WHAT THE EXERCISE ASKS → The whole listing needs to be restated word for word.
[[ INFORMATION PROVIDED, beginning ]]
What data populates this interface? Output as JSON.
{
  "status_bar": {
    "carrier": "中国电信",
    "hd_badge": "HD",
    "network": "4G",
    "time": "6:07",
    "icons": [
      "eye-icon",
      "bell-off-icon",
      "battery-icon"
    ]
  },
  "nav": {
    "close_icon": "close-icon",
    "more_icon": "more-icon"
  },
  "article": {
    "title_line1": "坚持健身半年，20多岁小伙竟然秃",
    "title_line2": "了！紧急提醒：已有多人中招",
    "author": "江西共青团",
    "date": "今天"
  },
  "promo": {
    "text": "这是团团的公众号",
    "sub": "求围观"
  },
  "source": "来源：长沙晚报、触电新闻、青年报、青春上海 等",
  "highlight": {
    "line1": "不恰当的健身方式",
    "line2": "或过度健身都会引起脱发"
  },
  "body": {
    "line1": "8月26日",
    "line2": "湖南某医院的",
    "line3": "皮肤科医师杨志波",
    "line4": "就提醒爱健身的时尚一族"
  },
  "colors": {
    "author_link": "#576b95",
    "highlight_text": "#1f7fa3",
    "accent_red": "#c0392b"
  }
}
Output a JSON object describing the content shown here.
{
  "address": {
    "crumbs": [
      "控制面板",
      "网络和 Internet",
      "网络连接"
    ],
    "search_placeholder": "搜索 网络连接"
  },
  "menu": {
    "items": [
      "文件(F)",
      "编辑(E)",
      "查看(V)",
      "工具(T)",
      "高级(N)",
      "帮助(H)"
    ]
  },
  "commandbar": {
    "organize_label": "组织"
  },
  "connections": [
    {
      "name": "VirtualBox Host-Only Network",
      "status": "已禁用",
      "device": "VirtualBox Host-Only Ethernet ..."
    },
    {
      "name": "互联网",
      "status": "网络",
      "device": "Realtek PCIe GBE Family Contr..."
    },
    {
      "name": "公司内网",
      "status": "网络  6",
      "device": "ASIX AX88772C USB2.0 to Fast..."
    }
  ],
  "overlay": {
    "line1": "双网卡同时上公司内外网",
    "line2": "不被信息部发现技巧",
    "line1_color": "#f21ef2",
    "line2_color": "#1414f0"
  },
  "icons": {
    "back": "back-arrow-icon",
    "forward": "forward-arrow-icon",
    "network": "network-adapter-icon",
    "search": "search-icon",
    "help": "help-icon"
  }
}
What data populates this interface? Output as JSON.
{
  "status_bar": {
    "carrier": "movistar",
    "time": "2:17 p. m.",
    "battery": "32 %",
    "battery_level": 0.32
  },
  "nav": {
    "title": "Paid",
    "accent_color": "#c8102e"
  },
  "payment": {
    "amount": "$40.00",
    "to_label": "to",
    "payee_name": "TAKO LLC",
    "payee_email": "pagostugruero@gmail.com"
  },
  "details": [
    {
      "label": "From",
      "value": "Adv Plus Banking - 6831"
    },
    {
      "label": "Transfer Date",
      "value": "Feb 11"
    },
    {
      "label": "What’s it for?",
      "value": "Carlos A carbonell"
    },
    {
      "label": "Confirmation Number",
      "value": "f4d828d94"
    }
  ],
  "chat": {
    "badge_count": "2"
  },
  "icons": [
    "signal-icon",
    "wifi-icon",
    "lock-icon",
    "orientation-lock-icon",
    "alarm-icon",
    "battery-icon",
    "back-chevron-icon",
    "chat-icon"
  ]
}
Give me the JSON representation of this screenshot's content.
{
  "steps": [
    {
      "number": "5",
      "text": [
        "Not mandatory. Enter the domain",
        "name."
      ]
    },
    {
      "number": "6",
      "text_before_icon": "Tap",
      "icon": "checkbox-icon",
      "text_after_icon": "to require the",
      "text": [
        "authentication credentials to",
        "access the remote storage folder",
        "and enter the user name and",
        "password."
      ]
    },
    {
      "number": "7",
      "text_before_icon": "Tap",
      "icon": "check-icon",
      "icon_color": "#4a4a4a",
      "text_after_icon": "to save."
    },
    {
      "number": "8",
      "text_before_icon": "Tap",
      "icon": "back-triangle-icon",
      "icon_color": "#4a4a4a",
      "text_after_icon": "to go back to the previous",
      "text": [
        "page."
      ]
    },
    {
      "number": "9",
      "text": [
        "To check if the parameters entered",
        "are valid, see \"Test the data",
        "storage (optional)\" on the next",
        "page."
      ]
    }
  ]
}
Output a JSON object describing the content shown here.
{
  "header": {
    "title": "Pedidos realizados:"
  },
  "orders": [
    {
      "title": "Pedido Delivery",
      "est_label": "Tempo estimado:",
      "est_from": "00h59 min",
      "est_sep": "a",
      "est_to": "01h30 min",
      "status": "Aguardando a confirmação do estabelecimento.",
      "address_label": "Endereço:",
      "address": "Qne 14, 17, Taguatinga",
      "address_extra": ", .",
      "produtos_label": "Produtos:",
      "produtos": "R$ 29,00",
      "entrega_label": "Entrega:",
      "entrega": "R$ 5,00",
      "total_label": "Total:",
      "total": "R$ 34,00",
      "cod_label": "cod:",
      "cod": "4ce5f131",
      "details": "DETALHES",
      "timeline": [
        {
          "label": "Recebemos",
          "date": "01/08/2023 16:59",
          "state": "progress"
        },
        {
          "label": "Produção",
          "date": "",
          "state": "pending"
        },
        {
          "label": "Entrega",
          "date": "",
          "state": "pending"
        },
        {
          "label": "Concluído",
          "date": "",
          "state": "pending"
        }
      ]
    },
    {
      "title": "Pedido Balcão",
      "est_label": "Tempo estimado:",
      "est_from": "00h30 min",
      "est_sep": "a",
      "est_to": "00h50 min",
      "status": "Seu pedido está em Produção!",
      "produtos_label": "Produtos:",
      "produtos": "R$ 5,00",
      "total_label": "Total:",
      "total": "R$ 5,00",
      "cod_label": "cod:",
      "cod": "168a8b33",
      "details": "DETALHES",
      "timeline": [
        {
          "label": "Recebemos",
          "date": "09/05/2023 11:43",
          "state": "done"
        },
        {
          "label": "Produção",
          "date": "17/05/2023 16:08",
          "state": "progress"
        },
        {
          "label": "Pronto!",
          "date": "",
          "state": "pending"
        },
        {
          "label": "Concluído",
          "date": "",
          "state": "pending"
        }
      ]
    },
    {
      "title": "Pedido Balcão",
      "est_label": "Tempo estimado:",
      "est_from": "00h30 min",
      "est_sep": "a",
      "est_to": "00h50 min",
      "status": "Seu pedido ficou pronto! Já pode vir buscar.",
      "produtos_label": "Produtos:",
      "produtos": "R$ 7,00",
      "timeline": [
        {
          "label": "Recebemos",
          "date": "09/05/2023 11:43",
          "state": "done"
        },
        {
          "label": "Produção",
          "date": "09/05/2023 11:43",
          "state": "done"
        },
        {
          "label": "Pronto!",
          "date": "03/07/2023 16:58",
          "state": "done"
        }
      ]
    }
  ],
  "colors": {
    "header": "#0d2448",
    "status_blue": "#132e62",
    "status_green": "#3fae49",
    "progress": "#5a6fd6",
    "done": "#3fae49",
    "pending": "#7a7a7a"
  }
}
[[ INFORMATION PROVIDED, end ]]
EXPECTED ANSWER →
What data populates this interface? Output as JSON.
{
  "status_bar": {
    "carrier": "中国电信",
    "hd_badge": "HD",
    "network": "4G",
    "time": "6:07",
    "icons": [
      "eye-icon",
      "bell-off-icon",
      "battery-icon"
    ]
  },
  "nav": {
    "close_icon": "close-icon",
    "more_icon": "more-icon"
  },
  "article": {
    "title_line1": "坚持健身半年，20多岁小伙竟然秃",
    "title_line2": "了！紧急提醒：已有多人中招",
    "author": "江西共青团",
    "date": "今天"
  },
  "promo": {
    "text": "这是团团的公众号",
    "sub": "求围观"
  },
  "source": "来源：长沙晚报、触电新闻、青年报、青春上海 等",
  "highlight": {
    "line1": "不恰当的健身方式",
    "line2": "或过度健身都会引起脱发"
  },
  "body": {
    "line1": "8月26日",
    "line2": "湖南某医院的",
    "line3": "皮肤科医师杨志波",
    "line4": "就提醒爱健身的时尚一族"
  },
  "colors": {
    "author_link": "#576b95",
    "highlight_text": "#1f7fa3",
    "accent_red": "#c0392b"
  }
}
Output a JSON object describing the content shown here.
{
  "address": {
    "crumbs": [
      "控制面板",
      "网络和 Internet",
      "网络连接"
    ],
    "search_placeholder": "搜索 网络连接"
  },
  "menu": {
    "items": [
      "文件(F)",
      "编辑(E)",
      "查看(V)",
      "工具(T)",
      "高级(N)",
      "帮助(H)"
    ]
  },
  "commandbar": {
    "organize_label": "组织"
  },
  "connections": [
    {
      "name": "VirtualBox Host-Only Network",
      "status": "已禁用",
      "device": "VirtualBox Host-Only Ethernet ..."
    },
    {
      "name": "互联网",
      "status": "网络",
      "device": "Realtek PCIe GBE Family Contr..."
    },
    {
      "name": "公司内网",
      "status": "网络  6",
      "device": "ASIX AX88772C USB2.0 to Fast..."
    }
  ],
  "overlay": {
    "line1": "双网卡同时上公司内外网",
    "line2": "不被信息部发现技巧",
    "line1_color": "#f21ef2",
    "line2_color": "#1414f0"
  },
  "icons": {
    "back": "back-arrow-icon",
    "forward": "forward-arrow-icon",
    "network": "network-adapter-icon",
    "search": "search-icon",
    "help": "help-icon"
  }
}
What data populates this interface? Output as JSON.
{
  "status_bar": {
    "carrier": "movistar",
    "time": "2:17 p. m.",
    "battery": "32 %",
    "battery_level": 0.32
  },
  "nav": {
    "title": "Paid",
    "accent_color": "#c8102e"
  },
  "payment": {
    "amount": "$40.00",
    "to_label": "to",
    "payee_name": "TAKO LLC",
    "payee_email": "pagostugruero@gmail.com"
  },
  "details": [
    {
      "label": "From",
      "value": "Adv Plus Banking - 6831"
    },
    {
      "label": "Transfer Date",
      "value": "Feb 11"
    },
    {
      "label": "What’s it for?",
      "value": "Carlos A carbonell"
    },
    {
      "label": "Confirmation Number",
      "value": "f4d828d94"
    }
  ],
  "chat": {
    "badge_count": "2"
  },
  "icons": [
    "signal-icon",
    "wifi-icon",
    "lock-icon",
    "orientation-lock-icon",
    "alarm-icon",
    "battery-icon",
    "back-chevron-icon",
    "chat-icon"
  ]
}
Give me the JSON representation of this screenshot's content.
{
  "steps": [
    {
      "number": "5",
      "text": [
        "Not mandatory. Enter the domain",
        "name."
      ]
    },
    {
      "number": "6",
      "text_before_icon": "Tap",
      "icon": "checkbox-icon",
      "text_after_icon": "to require the",
      "text": [
        "authentication credentials to",
        "access the remote storage folder",
        "and enter the user name and",
        "password."
      ]
    },
    {
      "number": "7",
      "text_before_icon": "Tap",
      "icon": "check-icon",
      "icon_color": "#4a4a4a",
      "text_after_icon": "to save."
    },
    {
      "number": "8",
      "text_before_icon": "Tap",
      "icon": "back-triangle-icon",
      "icon_color": "#4a4a4a",
      "text_after_icon": "to go back to the previous",
      "text": [
        "page."
      ]
    },
    {
      "number": "9",
      "text": [
        "To check if the parameters entered",
        "are valid, see \"Test the data",
        "storage (optional)\" on the next",
        "page."
      ]
    }
  ]
}
Output a JSON object describing the content shown here.
{
  "header": {
    "title": "Pedidos realizados:"
  },
  "orders": [
    {
      "title": "Pedido Delivery",
      "est_label": "Tempo estimado:",
      "est_from": "00h59 min",
      "est_sep": "a",
      "est_to": "01h30 min",
      "status": "Aguardando a confirmação do estabelecimento.",
      "address_label": "Endereço:",
      "address": "Qne 14, 17, Taguatinga",
      "address_extra": ", .",
      "produtos_label": "Produtos:",
      "produtos": "R$ 29,00",
      "entrega_label": "Entrega:",
      "entrega": "R$ 5,00",
      "total_label": "Total:",
      "total": "R$ 34,00",
      "cod_label": "cod:",
      "cod": "4ce5f131",
      "details": "DETALHES",
      "timeline": [
        {
          "label": "Recebemos",
          "date": "01/08/2023 16:59",
          "state": "progress"
        },
        {
          "label": "Produção",
          "date": "",
          "state": "pending"
        },
        {
          "label": "Entrega",
          "date": "",
          "state": "pending"
        },
        {
          "label": "Concluído",
          "date": "",
          "state": "pending"
        }
      ]
    },
    {
      "title": "Pedido Balcão",
      "est_label": "Tempo estimado:",
      "est_from": "00h30 min",
      "est_sep": "a",
      "est_to": "00h50 min",
      "status": "Seu pedido está em Produção!",
      "produtos_label": "Produtos:",
      "produtos": "R$ 5,00",
      "total_label": "Total:",
      "total": "R$ 5,00",
      "cod_label": "cod:",
      "cod": "168a8b33",
      "details": "DETALHES",
      "timeline": [
        {
          "label": "Recebemos",
          "date": "09/05/2023 11:43",
          "state": "done"
        },
        {
          "label": "Produção",
          "date": "17/05/2023 16:08",
          "state": "progress"
        },
        {
          "label": "Pronto!",
          "date": "",
          "state": "pending"
        },
        {
          "label": "Concluído",
          "date": "",
          "state": "pending"
        }
      ]
    },
    {
      "title": "Pedido Balcão",
      "est_label": "Tempo estimado:",
      "est_from": "00h30 min",
      "est_sep": "a",
      "est_to": "00h50 min",
      "status": "Seu pedido ficou pronto! Já pode vir buscar.",
      "produtos_label": "Produtos:",
      "produtos": "R$ 7,00",
      "timeline": [
        {
          "label": "Recebemos",
          "date": "09/05/2023 11:43",
          "state": "done"
        },
        {
          "label": "Produção",
          "date": "09/05/2023 11:43",
          "state": "done"
        },
        {
          "label": "Pronto!",
          "date": "03/07/2023 16:58",
          "state": "done"
        }
      ]
    }
  ],
  "colors": {
    "header": "#0d2448",
    "status_blue": "#132e62",
    "status_green": "#3fae49",
    "progress": "#5a6fd6",
    "done": "#3fae49",
    "pending": "#7a7a7a"
  }
}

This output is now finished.